Archive for year: 2013

Britney Jean • Britney Spears

Released November 29, 2013
With a co-writing credit on every track, Britney Jean is not a return to Britney the Pop Princess, but the dawn of Britney the woman.

Britney Jean feels to me like the first album Britney has had any control over since her highly publicised breakdown and heavy sedation.”

Night Time, My Time • Sky Ferreira

Released October 29, 2013
Night Time, My Time is a surprisingly taut guitar, drums and synths album. It has an impressive, genuine indie rock-pop authenticity.

“What Fererrai has done with Night Time, My Time has made a record where it isn’t necessary to rely on visual props to fully relate to and enjoy the music. In that way it seems quite old fashioned and there is little doubt whilst listening to it that she loves these songs as well as the process of making them come to life.”

Strong Boys • Strong Boys

Released February 22, 2013
The Strong Boys EP is 9 minutes of queercore that packs a punch. Dublin’s answer to legendary hardcore queer rockers Limp Wrist.

“Probably the hardest, fastest, meanest slab of wax to come out of the queercore scene. Packed with lighting fast punk rhythms, heavy guitars, growling vocals, and a dedication to queer liberation, this record isn’t for the weak of heart.”

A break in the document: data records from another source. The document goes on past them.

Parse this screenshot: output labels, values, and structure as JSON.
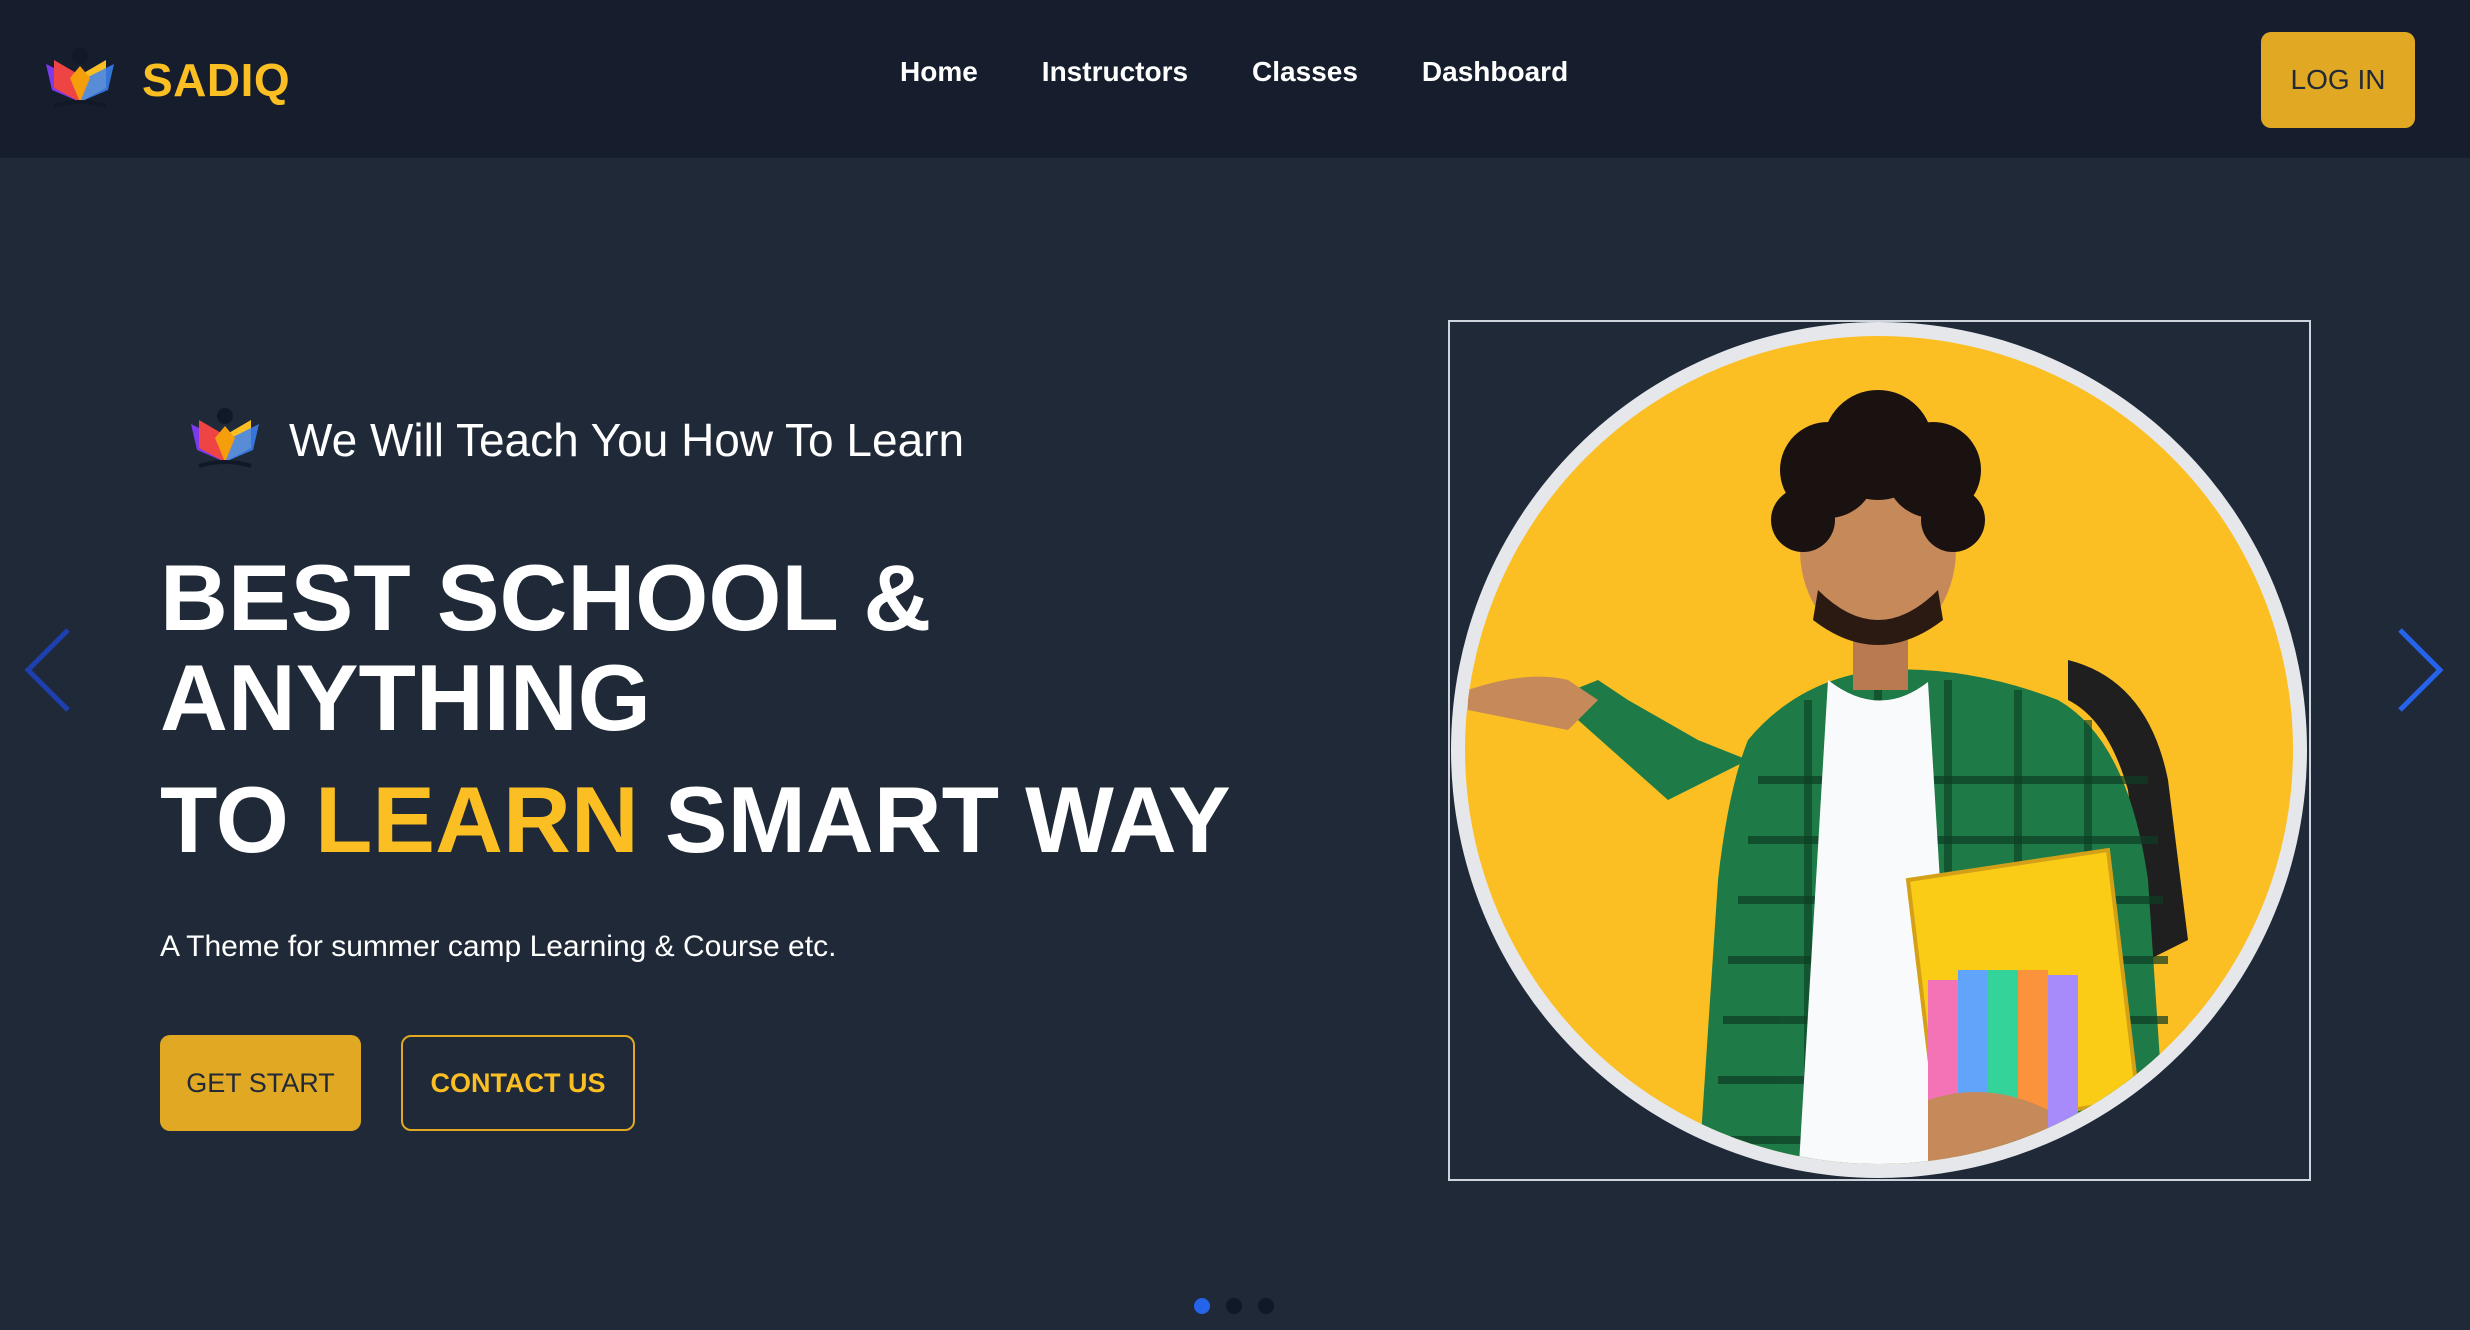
{
  "brand": {
    "name": "SADIQ",
    "logo_icon": "open-book-reader-logo"
  },
  "nav": {
    "items": [
      {
        "label": "Home"
      },
      {
        "label": "Instructors"
      },
      {
        "label": "Classes"
      },
      {
        "label": "Dashboard"
      }
    ],
    "login_label": "LOG IN"
  },
  "hero": {
    "tagline": "We Will Teach You How To Learn",
    "headline_line1": "BEST SCHOOL &",
    "headline_line2": "ANYTHING",
    "headline_line3_prefix": "TO",
    "headline_line3_accent": "LEARN",
    "headline_line3_suffix": "SMART WAY",
    "subtext": "A Theme for summer camp Learning & Course etc.",
    "primary_button": "GET START",
    "secondary_button": "CONTACT US",
    "image_icon": "student-with-books-photo"
  },
  "carousel": {
    "slide_count": 3,
    "active_slide": 1,
    "prev_icon": "chevron-left-icon",
    "next_icon": "chevron-right-icon"
  },
  "colors": {
    "background": "#1f2937",
    "navbar": "#161e2d",
    "accent": "#fbbf24",
    "button": "#e0a823",
    "arrow": "#2563eb"
  }
}
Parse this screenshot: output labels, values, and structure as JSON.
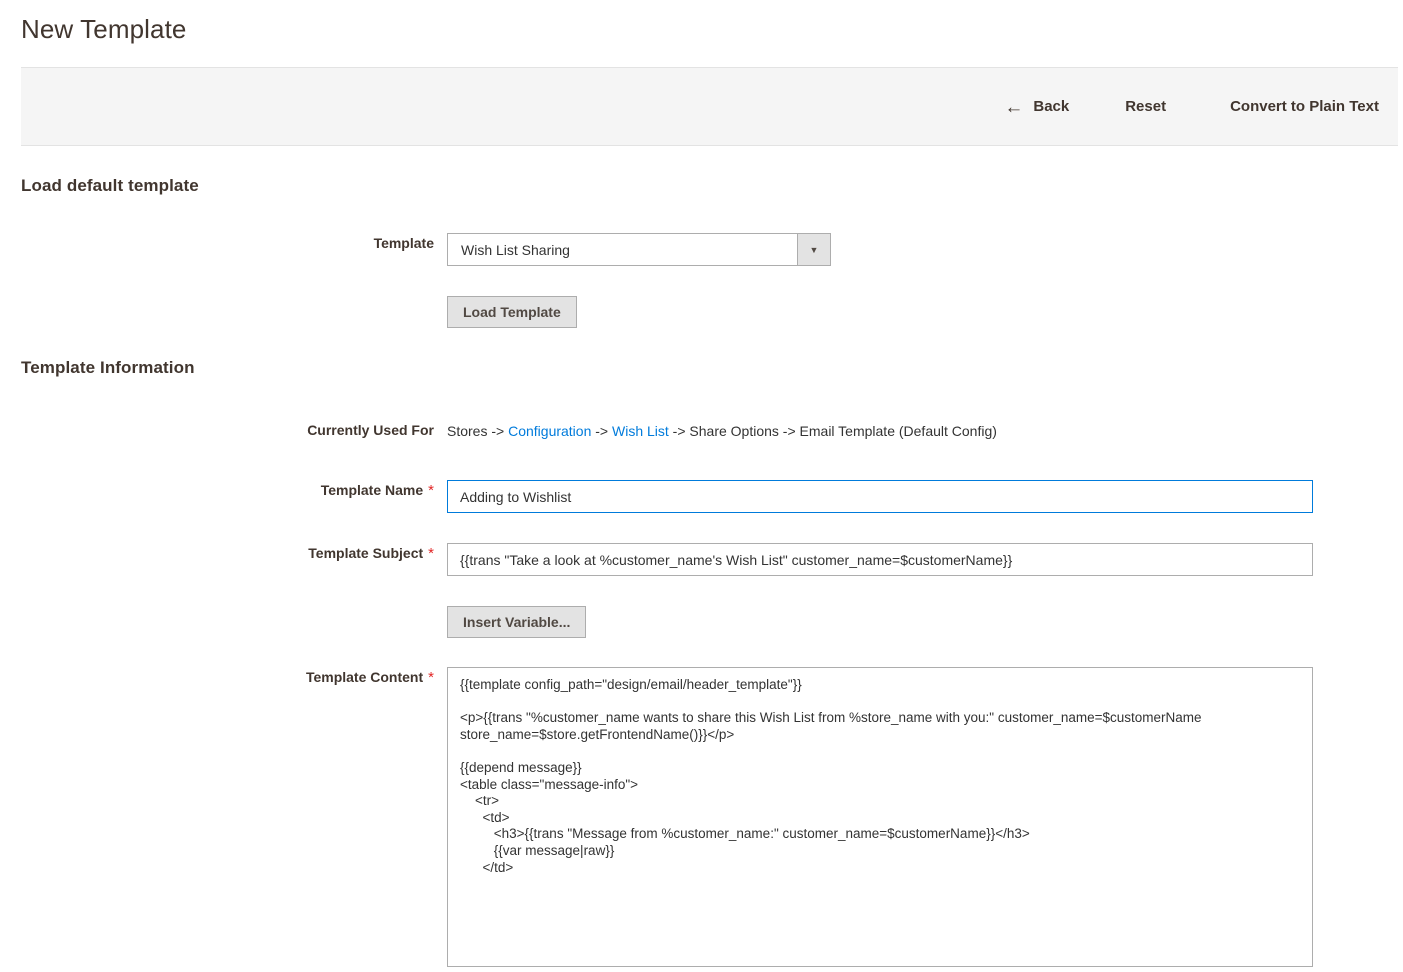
{
  "page": {
    "title": "New Template"
  },
  "toolbar": {
    "back_label": "Back",
    "back_icon": "arrow-left-icon",
    "back_arrow_glyph": "←",
    "reset_label": "Reset",
    "convert_label": "Convert to Plain Text"
  },
  "load_default_section": {
    "heading": "Load default template",
    "template_label": "Template",
    "template_selected": "Wish List Sharing",
    "dropdown_arrow_glyph": "▼",
    "load_button_label": "Load Template"
  },
  "template_information": {
    "heading": "Template Information",
    "currently_used_for": {
      "label": "Currently Used For",
      "parts": [
        {
          "text": "Stores",
          "link": false
        },
        {
          "text": " -> ",
          "link": false
        },
        {
          "text": "Configuration",
          "link": true
        },
        {
          "text": " -> ",
          "link": false
        },
        {
          "text": "Wish List",
          "link": true
        },
        {
          "text": " -> ",
          "link": false
        },
        {
          "text": "Share Options -> Email Template  (Default Config)",
          "link": false
        }
      ],
      "full_text": "Stores -> Configuration -> Wish List -> Share Options -> Email Template  (Default Config)"
    },
    "template_name": {
      "label": "Template Name",
      "required_marker": "*",
      "value": "Adding to Wishlist"
    },
    "template_subject": {
      "label": "Template Subject",
      "required_marker": "*",
      "value": "{{trans \"Take a look at %customer_name's Wish List\" customer_name=$customerName}}"
    },
    "insert_variable_button": "Insert Variable...",
    "template_content": {
      "label": "Template Content",
      "required_marker": "*",
      "value": "{{template config_path=\"design/email/header_template\"}}\n\n<p>{{trans \"%customer_name wants to share this Wish List from %store_name with you:\" customer_name=$customerName\nstore_name=$store.getFrontendName()}}</p>\n\n{{depend message}}\n<table class=\"message-info\">\n    <tr>\n      <td>\n         <h3>{{trans \"Message from %customer_name:\" customer_name=$customerName}}</h3>\n         {{var message|raw}}\n      </td>"
    }
  },
  "colors": {
    "accent_link": "#007bdb",
    "required_asterisk": "#e22626",
    "heading": "#41362f",
    "toolbar_bg": "#f5f5f5",
    "button_bg": "#e3e3e3",
    "border": "#adadad",
    "focus_border": "#007bdb"
  }
}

Freedom • Rebecca Ferguson

Released November 29, 2013
Rebecca Ferguson’s Freedom takes you on a genuine and emotional journey, with themes of melancholy, acceptance and empowerment.

“In a time, where the shock-tactics of Miley Cyrus are touted as female empowerment, women young and old would do very well to take this tremendous, genuine and emotional journey with Ferguson.”

No Comment

Nothing to Say.

It seems that nobody likes reading the comments section under articles, writes Polari’s editor, so why keep them?

“There will always be interesting points made in the comments section, just as there will always be interesting conversations in social media forums. But those comments are invariably buried under a torrent of dreck. The very immediacy of the comments section nurtures the instant, single-minded opinion.”

The Penetrated Male

Reassessing Male Subjectivity.

Jonathan Kemp introduces his new book, The Penetrated Male, in which he reclaims the male body from modern masculine subjectivity.

“We will challenge your ideals of beauty, gender and sex. We will move you, with flesh, skill and the opportunity to expand your mind and heart.”

This Book Will Change Your Life

Far From The Tree.

The winner of this year’s Green Carnation Prize was Andrew Solomon’s Far From The Tree, a book that is so powerful it could change your life.

“In exploring categories of physical difference, and conditions that do not reflect the unforgiving mainstream, Solomon makes familiar that which is different.”

Edmund White: In Conversation, Part I

A Boy’s Own Story, Part I.

Edmund White talks to Michael Langan about the thirtieth anniversary of A Boy’s Own Story, and how men and women have to learn to be gay. Part I of II.

“I felt, like most other gay people at the time, that we became gay not because some attractive older person showed us the way but in spite of all the horrible examples of gay lives that we encountered as children. Despite all that you still have a drive to become gay and it might be painful experience but people aren’t put off.”

Happy 5th Birthday to Polari

Off the Virtual Page.

Today, December 3, is Polari Magazine‘s 5th birthday. Polari’s editor writes about how it stepped off the virtual pages this year and into the sensual world.

Polari Magazine has had a whirlwind 5th year, and that’s thanks to the commitment of its contributors, who have kept the content fresh and alive as we diversified into projects that stepped away from its day-to-day running.”

An Interview with Shlomo

Submission and power.

Shlomo talks about working with Björk, being crowned the World Loop Station Champion, and writing a beatboxing score for The Little Mermaid.

“Beatboxing is a live art form in its nature, in that it’s more than just the music, and you have to witness it live to really get it. But it’s also prone to being seen as a gimmick or a novelty act.”